* Listed entries *

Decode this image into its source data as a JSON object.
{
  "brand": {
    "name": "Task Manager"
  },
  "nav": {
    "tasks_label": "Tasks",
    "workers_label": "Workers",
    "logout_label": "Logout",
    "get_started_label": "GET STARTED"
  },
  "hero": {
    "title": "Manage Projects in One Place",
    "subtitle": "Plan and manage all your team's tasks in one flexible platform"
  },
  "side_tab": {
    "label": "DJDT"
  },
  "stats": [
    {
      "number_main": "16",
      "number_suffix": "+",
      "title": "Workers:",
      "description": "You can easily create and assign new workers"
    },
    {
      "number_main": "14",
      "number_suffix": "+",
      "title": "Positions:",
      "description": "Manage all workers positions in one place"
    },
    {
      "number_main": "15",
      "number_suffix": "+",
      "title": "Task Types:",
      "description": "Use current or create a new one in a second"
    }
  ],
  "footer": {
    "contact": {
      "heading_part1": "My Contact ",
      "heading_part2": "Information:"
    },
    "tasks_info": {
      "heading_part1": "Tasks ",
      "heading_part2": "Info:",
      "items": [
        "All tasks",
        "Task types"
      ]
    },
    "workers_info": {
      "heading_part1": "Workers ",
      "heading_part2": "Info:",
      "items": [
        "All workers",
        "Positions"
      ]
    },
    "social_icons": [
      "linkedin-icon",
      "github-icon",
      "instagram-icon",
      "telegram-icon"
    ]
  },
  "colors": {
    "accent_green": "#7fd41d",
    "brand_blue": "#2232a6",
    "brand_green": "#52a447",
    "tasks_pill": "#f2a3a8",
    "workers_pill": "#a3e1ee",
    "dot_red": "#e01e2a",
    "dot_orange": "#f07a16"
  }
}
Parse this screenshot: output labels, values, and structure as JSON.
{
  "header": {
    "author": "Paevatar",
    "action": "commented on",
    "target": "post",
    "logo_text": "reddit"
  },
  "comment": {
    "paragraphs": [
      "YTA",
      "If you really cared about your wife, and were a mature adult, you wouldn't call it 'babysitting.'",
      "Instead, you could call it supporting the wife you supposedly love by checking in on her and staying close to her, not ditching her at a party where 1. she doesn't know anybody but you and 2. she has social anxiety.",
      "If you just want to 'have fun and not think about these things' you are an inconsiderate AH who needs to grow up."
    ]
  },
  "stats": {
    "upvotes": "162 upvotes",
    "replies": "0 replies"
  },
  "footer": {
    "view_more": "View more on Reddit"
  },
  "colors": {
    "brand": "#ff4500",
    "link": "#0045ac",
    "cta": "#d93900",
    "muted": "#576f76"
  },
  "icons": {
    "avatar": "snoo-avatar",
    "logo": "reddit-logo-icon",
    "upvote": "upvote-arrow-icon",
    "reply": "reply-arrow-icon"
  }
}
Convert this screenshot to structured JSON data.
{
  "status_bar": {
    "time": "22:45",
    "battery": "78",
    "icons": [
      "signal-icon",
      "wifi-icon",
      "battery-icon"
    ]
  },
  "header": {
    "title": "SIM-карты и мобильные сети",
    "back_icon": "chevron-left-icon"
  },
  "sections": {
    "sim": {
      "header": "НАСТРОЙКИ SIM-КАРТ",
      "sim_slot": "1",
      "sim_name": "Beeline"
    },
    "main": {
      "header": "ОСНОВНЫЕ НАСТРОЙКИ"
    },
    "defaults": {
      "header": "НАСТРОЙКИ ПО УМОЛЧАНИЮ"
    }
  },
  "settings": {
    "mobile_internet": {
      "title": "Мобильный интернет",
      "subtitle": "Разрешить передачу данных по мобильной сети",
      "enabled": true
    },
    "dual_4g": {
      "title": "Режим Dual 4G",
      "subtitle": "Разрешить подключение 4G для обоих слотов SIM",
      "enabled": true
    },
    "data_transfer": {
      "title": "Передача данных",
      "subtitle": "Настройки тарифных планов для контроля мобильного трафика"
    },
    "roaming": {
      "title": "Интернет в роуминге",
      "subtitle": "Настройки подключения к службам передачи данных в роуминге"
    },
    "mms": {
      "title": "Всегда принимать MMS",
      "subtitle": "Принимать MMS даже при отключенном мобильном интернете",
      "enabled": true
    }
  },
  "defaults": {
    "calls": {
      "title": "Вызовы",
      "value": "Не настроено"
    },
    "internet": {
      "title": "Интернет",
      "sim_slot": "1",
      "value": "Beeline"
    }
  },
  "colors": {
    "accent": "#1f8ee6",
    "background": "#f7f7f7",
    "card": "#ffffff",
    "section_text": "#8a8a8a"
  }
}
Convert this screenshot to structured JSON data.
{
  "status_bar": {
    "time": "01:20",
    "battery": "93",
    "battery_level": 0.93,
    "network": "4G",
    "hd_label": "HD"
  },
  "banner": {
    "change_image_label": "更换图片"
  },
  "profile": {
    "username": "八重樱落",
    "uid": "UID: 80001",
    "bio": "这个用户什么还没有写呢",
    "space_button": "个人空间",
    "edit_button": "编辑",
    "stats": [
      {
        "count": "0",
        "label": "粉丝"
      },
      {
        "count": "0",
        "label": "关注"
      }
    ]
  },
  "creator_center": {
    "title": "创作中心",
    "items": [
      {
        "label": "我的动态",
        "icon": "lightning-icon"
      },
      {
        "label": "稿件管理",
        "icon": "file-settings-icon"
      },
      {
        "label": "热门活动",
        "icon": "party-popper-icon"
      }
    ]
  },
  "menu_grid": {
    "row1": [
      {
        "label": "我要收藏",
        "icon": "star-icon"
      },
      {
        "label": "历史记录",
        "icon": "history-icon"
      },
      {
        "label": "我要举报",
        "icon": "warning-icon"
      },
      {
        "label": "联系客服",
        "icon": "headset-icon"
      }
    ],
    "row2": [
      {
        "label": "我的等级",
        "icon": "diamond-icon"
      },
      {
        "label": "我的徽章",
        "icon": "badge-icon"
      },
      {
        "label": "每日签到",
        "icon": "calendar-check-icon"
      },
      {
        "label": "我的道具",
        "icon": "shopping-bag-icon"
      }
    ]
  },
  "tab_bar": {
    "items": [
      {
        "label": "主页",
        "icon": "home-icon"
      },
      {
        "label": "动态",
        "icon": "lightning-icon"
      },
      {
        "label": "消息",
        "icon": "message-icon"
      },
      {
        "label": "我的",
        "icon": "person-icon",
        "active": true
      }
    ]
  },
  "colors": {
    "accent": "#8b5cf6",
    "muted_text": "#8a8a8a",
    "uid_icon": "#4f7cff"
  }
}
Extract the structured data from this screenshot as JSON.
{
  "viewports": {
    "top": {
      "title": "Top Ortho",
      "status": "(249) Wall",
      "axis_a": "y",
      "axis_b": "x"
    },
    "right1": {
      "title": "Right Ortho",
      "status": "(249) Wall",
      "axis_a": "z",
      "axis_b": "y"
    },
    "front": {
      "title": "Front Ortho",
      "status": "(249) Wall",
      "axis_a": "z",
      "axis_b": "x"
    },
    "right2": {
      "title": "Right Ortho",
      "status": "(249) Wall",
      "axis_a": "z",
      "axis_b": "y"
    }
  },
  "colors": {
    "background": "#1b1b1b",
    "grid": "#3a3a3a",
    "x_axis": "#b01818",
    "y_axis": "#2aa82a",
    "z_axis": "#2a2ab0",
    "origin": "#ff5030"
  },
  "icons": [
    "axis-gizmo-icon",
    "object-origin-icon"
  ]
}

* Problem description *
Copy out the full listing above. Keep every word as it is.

* Reply to the exercise *
Decode this image into its source data as a JSON object.
{
  "brand": {
    "name": "Task Manager"
  },
  "nav": {
    "tasks_label": "Tasks",
    "workers_label": "Workers",
    "logout_label": "Logout",
    "get_started_label": "GET STARTED"
  },
  "hero": {
    "title": "Manage Projects in One Place",
    "subtitle": "Plan and manage all your team's tasks in one flexible platform"
  },
  "side_tab": {
    "label": "DJDT"
  },
  "stats": [
    {
      "number_main": "16",
      "number_suffix": "+",
      "title": "Workers:",
      "description": "You can easily create and assign new workers"
    },
    {
      "number_main": "14",
      "number_suffix": "+",
      "title": "Positions:",
      "description": "Manage all workers positions in one place"
    },
    {
      "number_main": "15",
      "number_suffix": "+",
      "title": "Task Types:",
      "description": "Use current or create a new one in a second"
    }
  ],
  "footer": {
    "contact": {
      "heading_part1": "My Contact ",
      "heading_part2": "Information:"
    },
    "tasks_info": {
      "heading_part1": "Tasks ",
      "heading_part2": "Info:",
      "items": [
        "All tasks",
        "Task types"
      ]
    },
    "workers_info": {
      "heading_part1": "Workers ",
      "heading_part2": "Info:",
      "items": [
        "All workers",
        "Positions"
      ]
    },
    "social_icons": [
      "linkedin-icon",
      "github-icon",
      "instagram-icon",
      "telegram-icon"
    ]
  },
  "colors": {
    "accent_green": "#7fd41d",
    "brand_blue": "#2232a6",
    "brand_green": "#52a447",
    "tasks_pill": "#f2a3a8",
    "workers_pill": "#a3e1ee",
    "dot_red": "#e01e2a",
    "dot_orange": "#f07a16"
  }
}
Parse this screenshot: output labels, values, and structure as JSON.
{
  "header": {
    "author": "Paevatar",
    "action": "commented on",
    "target": "post",
    "logo_text": "reddit"
  },
  "comment": {
    "paragraphs": [
      "YTA",
      "If you really cared about your wife, and were a mature adult, you wouldn't call it 'babysitting.'",
      "Instead, you could call it supporting the wife you supposedly love by checking in on her and staying close to her, not ditching her at a party where 1. she doesn't know anybody but you and 2. she has social anxiety.",
      "If you just want to 'have fun and not think about these things' you are an inconsiderate AH who needs to grow up."
    ]
  },
  "stats": {
    "upvotes": "162 upvotes",
    "replies": "0 replies"
  },
  "footer": {
    "view_more": "View more on Reddit"
  },
  "colors": {
    "brand": "#ff4500",
    "link": "#0045ac",
    "cta": "#d93900",
    "muted": "#576f76"
  },
  "icons": {
    "avatar": "snoo-avatar",
    "logo": "reddit-logo-icon",
    "upvote": "upvote-arrow-icon",
    "reply": "reply-arrow-icon"
  }
}
Convert this screenshot to structured JSON data.
{
  "status_bar": {
    "time": "22:45",
    "battery": "78",
    "icons": [
      "signal-icon",
      "wifi-icon",
      "battery-icon"
    ]
  },
  "header": {
    "title": "SIM-карты и мобильные сети",
    "back_icon": "chevron-left-icon"
  },
  "sections": {
    "sim": {
      "header": "НАСТРОЙКИ SIM-КАРТ",
      "sim_slot": "1",
      "sim_name": "Beeline"
    },
    "main": {
      "header": "ОСНОВНЫЕ НАСТРОЙКИ"
    },
    "defaults": {
      "header": "НАСТРОЙКИ ПО УМОЛЧАНИЮ"
    }
  },
  "settings": {
    "mobile_internet": {
      "title": "Мобильный интернет",
      "subtitle": "Разрешить передачу данных по мобильной сети",
      "enabled": true
    },
    "dual_4g": {
      "title": "Режим Dual 4G",
      "subtitle": "Разрешить подключение 4G для обоих слотов SIM",
      "enabled": true
    },
    "data_transfer": {
      "title": "Передача данных",
      "subtitle": "Настройки тарифных планов для контроля мобильного трафика"
    },
    "roaming": {
      "title": "Интернет в роуминге",
      "subtitle": "Настройки подключения к службам передачи данных в роуминге"
    },
    "mms": {
      "title": "Всегда принимать MMS",
      "subtitle": "Принимать MMS даже при отключенном мобильном интернете",
      "enabled": true
    }
  },
  "defaults": {
    "calls": {
      "title": "Вызовы",
      "value": "Не настроено"
    },
    "internet": {
      "title": "Интернет",
      "sim_slot": "1",
      "value": "Beeline"
    }
  },
  "colors": {
    "accent": "#1f8ee6",
    "background": "#f7f7f7",
    "card": "#ffffff",
    "section_text": "#8a8a8a"
  }
}
Convert this screenshot to structured JSON data.
{
  "status_bar": {
    "time": "01:20",
    "battery": "93",
    "battery_level": 0.93,
    "network": "4G",
    "hd_label": "HD"
  },
  "banner": {
    "change_image_label": "更换图片"
  },
  "profile": {
    "username": "八重樱落",
    "uid": "UID: 80001",
    "bio": "这个用户什么还没有写呢",
    "space_button": "个人空间",
    "edit_button": "编辑",
    "stats": [
      {
        "count": "0",
        "label": "粉丝"
      },
      {
        "count": "0",
        "label": "关注"
      }
    ]
  },
  "creator_center": {
    "title": "创作中心",
    "items": [
      {
        "label": "我的动态",
        "icon": "lightning-icon"
      },
      {
        "label": "稿件管理",
        "icon": "file-settings-icon"
      },
      {
        "label": "热门活动",
        "icon": "party-popper-icon"
      }
    ]
  },
  "menu_grid": {
    "row1": [
      {
        "label": "我要收藏",
        "icon": "star-icon"
      },
      {
        "label": "历史记录",
        "icon": "history-icon"
      },
      {
        "label": "我要举报",
        "icon": "warning-icon"
      },
      {
        "label": "联系客服",
        "icon": "headset-icon"
      }
    ],
    "row2": [
      {
        "label": "我的等级",
        "icon": "diamond-icon"
      },
      {
        "label": "我的徽章",
        "icon": "badge-icon"
      },
      {
        "label": "每日签到",
        "icon": "calendar-check-icon"
      },
      {
        "label": "我的道具",
        "icon": "shopping-bag-icon"
      }
    ]
  },
  "tab_bar": {
    "items": [
      {
        "label": "主页",
        "icon": "home-icon"
      },
      {
        "label": "动态",
        "icon": "lightning-icon"
      },
      {
        "label": "消息",
        "icon": "message-icon"
      },
      {
        "label": "我的",
        "icon": "person-icon",
        "active": true
      }
    ]
  },
  "colors": {
    "accent": "#8b5cf6",
    "muted_text": "#8a8a8a",
    "uid_icon": "#4f7cff"
  }
}
Extract the structured data from this screenshot as JSON.
{
  "viewports": {
    "top": {
      "title": "Top Ortho",
      "status": "(249) Wall",
      "axis_a": "y",
      "axis_b": "x"
    },
    "right1": {
      "title": "Right Ortho",
      "status": "(249) Wall",
      "axis_a": "z",
      "axis_b": "y"
    },
    "front": {
      "title": "Front Ortho",
      "status": "(249) Wall",
      "axis_a": "z",
      "axis_b": "x"
    },
    "right2": {
      "title": "Right Ortho",
      "status": "(249) Wall",
      "axis_a": "z",
      "axis_b": "y"
    }
  },
  "colors": {
    "background": "#1b1b1b",
    "grid": "#3a3a3a",
    "x_axis": "#b01818",
    "y_axis": "#2aa82a",
    "z_axis": "#2a2ab0",
    "origin": "#ff5030"
  },
  "icons": [
    "axis-gizmo-icon",
    "object-origin-icon"
  ]
}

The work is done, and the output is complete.